options {
listen-on port 53 { any; };
listen-on-v6 port 53 { any; };
directory "/var/named";
dump-file "/var/named/data/cache_dump.db";
statistics-file "/var/named/data/named_stats.txt";
memstatistics-file "/var/named/data/named_mem_stats.txt";
recursing-file "/var/named/data/named.recursing";
secroots-file "/var/named/data/named.secroots";
allow-query { any; }; ## Allows hosts to query Slave DNS
allow-transfer { none; }; ## Disable zone transfer
/* - If you are building an AUTHORITATIVE DNS server, do NOT enable recursion. - If you are building a RECURSIVE (caching) DNS server, you need to enable recursion. - If your recursive DNS server has a public IP address, you MUST enable access control to limit queries to your legitimate users. Failing to do so will cause your server to become part of large scale DNS amplification attacks. Implementing BCP38 within your network would greatly reduce such attack surface */
Since this is a slave, lets allow recursion.
recursion yes; dnssec-enable yes; dnssec-validation yes;
/* Path to ISC DLV key */
bindkeys-file "/etc/named.root.key";
managed-keys-directory "/var/named/dynamic";
pid-file "/run/named/named.pid";
session-keyfile "/run/named/session.key";
};
logging {
channel default_debug {
file "data/named.run";
severity dynamic;
};
};
zone "." IN {
type hint;
file "named.ca";
};
include "/etc/named.rfc1912.zones";
include "/etc/named.root.key";
Let us create zone definitions for both forward and reverse dns lookups.
The files will be created automatically on the slave.
zone "osradar.com" IN {
type slave;
file "slaves/osradar.forward";
masters { 192.168.109.59; }; ## Master server it is receiving DNS Records from
};
zone "109.168.192.in-addr.arpa" IN {
type slave;
file "slaves/osradar.reverse";
masters { 192.168.109.59; }; ## Master server it is receiving DNS Records from
};

Step 7: Alter DNS Settings on Slave Server

Open the file /etc/resolv.conf & add the IP of slave

$ sudo vim /etc/resolv.conf
nameserver 192.168.109.59
nameserver 192.168.109.75

Now double check the configurations & start and enable bind services

sudo named-checkconf
sudo systemctl start named
sudo systemctl enable named

Check that zone files have transferred from the master.

$ ll /var/named/slaves/
total 12
-rw-r--r-- 1 named named 480 Dec 14 14:16 osradar.forward
-rw-r--r-- 1 named named 492 Dec 14 14:45 osradar.reverse

Congratulations!

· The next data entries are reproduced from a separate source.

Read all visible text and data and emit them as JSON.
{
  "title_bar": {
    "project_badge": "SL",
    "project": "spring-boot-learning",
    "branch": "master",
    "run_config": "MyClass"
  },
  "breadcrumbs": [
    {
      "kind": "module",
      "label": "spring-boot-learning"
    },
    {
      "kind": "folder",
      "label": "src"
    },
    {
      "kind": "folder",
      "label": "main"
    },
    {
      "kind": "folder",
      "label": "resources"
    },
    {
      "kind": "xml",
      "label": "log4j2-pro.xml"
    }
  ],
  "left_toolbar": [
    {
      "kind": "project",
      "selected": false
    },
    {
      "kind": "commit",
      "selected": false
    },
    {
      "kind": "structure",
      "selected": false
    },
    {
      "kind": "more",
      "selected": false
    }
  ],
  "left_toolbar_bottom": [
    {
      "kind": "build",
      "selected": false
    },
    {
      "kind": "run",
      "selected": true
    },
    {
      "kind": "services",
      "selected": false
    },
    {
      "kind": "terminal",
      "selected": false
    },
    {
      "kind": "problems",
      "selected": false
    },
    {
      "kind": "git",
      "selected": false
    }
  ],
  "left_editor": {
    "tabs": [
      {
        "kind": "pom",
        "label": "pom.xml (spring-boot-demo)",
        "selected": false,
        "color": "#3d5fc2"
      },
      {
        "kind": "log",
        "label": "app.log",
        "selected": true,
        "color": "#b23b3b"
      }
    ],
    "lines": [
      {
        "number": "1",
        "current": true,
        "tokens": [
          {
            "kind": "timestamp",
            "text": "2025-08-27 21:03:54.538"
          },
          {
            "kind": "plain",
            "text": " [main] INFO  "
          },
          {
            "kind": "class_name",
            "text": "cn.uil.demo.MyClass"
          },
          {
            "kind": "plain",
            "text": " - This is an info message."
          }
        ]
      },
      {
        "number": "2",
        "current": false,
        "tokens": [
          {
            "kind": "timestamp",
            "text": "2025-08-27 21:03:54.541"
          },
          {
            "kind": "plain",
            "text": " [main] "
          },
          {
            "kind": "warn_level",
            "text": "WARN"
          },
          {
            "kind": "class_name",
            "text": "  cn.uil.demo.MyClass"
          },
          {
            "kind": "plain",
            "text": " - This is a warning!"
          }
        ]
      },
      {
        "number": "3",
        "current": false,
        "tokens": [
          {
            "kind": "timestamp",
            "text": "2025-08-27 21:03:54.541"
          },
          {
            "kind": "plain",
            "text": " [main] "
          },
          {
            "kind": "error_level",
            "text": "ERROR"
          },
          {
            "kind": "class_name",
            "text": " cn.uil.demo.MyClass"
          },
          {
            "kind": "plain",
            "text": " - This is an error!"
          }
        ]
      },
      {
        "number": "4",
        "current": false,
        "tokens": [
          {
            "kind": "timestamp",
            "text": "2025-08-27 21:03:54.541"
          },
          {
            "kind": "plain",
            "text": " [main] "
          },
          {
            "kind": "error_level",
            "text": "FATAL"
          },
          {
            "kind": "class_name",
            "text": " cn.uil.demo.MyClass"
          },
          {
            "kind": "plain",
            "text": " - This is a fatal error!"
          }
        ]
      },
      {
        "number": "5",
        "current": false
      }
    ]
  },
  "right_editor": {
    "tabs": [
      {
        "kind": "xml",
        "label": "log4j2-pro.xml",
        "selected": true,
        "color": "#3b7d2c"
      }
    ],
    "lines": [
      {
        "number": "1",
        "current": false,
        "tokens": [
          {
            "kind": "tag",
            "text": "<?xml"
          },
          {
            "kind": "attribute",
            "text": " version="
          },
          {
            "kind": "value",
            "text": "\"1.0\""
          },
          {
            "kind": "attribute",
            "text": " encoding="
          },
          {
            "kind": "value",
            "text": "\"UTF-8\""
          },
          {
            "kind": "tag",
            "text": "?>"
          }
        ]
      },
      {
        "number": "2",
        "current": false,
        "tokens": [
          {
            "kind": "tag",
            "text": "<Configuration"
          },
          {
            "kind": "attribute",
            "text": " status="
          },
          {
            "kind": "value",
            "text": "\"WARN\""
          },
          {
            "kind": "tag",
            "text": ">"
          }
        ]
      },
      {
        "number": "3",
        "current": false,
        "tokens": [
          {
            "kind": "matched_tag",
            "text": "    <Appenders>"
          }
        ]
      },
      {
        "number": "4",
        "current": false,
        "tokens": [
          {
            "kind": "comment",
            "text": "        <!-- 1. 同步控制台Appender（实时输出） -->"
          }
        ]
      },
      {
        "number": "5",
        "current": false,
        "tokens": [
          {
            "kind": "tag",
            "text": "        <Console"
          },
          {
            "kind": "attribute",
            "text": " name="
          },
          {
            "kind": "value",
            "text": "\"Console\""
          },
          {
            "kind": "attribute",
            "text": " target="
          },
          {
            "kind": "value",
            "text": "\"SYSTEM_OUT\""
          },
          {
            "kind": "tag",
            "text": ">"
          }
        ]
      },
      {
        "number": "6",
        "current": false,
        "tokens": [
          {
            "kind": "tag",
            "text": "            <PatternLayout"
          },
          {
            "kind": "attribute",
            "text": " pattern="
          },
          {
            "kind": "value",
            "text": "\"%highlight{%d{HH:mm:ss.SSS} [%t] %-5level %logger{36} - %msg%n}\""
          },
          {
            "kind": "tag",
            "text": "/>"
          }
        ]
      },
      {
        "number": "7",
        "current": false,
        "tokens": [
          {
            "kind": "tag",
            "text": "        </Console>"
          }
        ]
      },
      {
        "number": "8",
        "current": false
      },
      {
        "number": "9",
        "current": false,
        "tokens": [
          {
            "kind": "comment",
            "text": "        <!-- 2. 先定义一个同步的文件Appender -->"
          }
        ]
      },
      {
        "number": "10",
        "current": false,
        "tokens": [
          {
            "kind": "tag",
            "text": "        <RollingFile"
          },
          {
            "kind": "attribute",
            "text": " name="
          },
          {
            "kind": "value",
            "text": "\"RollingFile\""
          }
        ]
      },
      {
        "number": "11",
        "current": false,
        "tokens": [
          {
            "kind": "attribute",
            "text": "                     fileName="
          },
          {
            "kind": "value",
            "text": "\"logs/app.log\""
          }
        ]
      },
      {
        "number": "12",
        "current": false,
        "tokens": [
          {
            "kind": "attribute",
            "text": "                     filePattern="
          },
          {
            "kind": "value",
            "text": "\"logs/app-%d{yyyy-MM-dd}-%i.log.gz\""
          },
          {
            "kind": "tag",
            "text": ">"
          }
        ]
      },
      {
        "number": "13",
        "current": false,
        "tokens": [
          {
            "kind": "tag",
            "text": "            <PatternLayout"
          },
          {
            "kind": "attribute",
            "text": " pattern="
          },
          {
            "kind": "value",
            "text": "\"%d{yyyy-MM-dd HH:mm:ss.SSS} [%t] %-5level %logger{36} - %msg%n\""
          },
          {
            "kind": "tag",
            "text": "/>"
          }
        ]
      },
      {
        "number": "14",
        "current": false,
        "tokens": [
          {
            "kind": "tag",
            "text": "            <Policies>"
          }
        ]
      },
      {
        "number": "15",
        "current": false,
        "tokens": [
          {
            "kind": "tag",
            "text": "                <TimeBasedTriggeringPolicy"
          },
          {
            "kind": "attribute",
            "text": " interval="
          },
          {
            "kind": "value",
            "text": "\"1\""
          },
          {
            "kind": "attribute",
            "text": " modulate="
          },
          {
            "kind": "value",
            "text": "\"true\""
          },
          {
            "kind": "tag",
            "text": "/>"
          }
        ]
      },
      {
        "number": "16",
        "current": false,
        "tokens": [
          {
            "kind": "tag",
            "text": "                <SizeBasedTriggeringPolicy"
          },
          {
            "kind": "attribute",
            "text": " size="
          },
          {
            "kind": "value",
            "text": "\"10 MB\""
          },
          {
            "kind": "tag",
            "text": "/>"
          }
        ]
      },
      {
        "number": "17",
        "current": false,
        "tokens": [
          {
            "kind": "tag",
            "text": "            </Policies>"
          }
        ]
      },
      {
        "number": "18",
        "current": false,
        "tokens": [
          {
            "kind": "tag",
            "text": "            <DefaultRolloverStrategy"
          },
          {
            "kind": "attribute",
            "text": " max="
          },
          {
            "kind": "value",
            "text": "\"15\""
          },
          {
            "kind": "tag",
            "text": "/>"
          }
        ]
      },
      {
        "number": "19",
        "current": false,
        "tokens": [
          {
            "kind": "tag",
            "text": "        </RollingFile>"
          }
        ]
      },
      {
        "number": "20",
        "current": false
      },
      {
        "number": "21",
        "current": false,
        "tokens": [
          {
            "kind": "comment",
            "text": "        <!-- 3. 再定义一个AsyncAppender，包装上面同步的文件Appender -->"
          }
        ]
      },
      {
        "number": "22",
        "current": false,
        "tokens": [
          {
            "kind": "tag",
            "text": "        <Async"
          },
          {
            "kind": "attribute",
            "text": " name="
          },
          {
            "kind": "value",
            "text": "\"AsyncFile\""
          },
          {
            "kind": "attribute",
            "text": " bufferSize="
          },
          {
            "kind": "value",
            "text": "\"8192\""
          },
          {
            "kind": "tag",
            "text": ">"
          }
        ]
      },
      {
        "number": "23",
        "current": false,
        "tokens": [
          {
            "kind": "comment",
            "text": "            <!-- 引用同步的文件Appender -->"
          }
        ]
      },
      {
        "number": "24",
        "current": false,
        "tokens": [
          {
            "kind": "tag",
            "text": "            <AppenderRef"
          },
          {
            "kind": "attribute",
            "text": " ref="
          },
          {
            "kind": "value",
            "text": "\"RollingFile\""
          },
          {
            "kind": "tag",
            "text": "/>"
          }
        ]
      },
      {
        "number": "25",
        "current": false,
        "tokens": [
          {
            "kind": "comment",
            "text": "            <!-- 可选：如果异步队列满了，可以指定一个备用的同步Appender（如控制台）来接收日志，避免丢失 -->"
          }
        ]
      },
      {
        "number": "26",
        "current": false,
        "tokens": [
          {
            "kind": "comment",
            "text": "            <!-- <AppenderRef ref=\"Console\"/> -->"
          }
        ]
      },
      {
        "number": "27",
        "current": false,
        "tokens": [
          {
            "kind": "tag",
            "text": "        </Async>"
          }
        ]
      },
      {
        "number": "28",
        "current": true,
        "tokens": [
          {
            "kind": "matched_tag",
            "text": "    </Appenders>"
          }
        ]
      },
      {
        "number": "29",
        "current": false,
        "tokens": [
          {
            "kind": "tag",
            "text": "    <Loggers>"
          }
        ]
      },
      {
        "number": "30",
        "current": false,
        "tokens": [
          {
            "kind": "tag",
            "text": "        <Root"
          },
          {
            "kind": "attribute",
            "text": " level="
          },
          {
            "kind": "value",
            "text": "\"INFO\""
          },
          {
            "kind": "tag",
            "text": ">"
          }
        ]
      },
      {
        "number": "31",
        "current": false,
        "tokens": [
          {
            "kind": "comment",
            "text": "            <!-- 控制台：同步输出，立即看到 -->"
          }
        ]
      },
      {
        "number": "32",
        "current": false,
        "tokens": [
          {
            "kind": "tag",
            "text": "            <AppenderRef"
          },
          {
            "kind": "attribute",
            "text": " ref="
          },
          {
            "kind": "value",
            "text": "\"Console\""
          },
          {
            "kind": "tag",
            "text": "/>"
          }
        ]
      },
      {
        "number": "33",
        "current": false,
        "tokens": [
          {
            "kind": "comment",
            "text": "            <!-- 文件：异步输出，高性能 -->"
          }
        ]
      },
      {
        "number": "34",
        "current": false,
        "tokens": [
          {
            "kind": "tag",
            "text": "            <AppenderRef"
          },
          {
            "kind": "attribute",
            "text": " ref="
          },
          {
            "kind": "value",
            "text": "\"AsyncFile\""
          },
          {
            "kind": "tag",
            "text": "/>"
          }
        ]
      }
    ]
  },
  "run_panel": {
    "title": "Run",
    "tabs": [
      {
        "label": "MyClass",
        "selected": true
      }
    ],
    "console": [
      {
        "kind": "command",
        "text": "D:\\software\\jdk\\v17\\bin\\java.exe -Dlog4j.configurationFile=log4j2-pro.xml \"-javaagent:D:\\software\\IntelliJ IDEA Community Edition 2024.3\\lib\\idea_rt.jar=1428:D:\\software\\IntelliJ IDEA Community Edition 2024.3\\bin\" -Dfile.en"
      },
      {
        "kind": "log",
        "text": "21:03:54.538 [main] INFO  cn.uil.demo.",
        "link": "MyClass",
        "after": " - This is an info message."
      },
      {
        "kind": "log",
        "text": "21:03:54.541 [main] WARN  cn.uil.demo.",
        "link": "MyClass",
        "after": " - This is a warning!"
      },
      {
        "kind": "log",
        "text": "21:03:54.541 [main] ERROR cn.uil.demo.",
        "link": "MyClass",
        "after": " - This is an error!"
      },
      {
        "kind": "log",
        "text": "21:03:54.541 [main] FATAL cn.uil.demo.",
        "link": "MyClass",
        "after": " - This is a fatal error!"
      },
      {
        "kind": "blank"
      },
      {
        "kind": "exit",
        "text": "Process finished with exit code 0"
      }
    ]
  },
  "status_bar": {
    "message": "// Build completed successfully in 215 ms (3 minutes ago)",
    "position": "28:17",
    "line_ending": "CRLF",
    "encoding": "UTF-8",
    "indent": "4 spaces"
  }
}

You have successfully Configured Master / Slave Server on CentOS 8.

More articles

LEAVE A REPLY

Please enter your comment!
Please enter your name here

Latest article

How to install Vanilla Forum on Ubuntu 20.04?

Hello, folks. This post is about how to install Vanilla Forum on Ubuntu 20.04. Vanilla is an opensource discussion...

How to backup and restore Group Policy Objects in Windows Server 2016/2019.

Hi! Previously we have mentioned that Windows Server pursues a centralized administration of each role and service. In this way, a fluid...

How to use the ls command?

The ls commands list the content and optional information of the directories and files. When you execute the Ls command without options,...

How to Install APK file on Android

Hello Friends! Today we bring you a simple guide on how to install an APK file in Android. What...

How to Install the Latest version of FFmpeg on Ubuntu 20.04 / Debian 10?

Knowing how to install the latest version of FFmpeg is important if you know how to work with multimedia files. So in...
x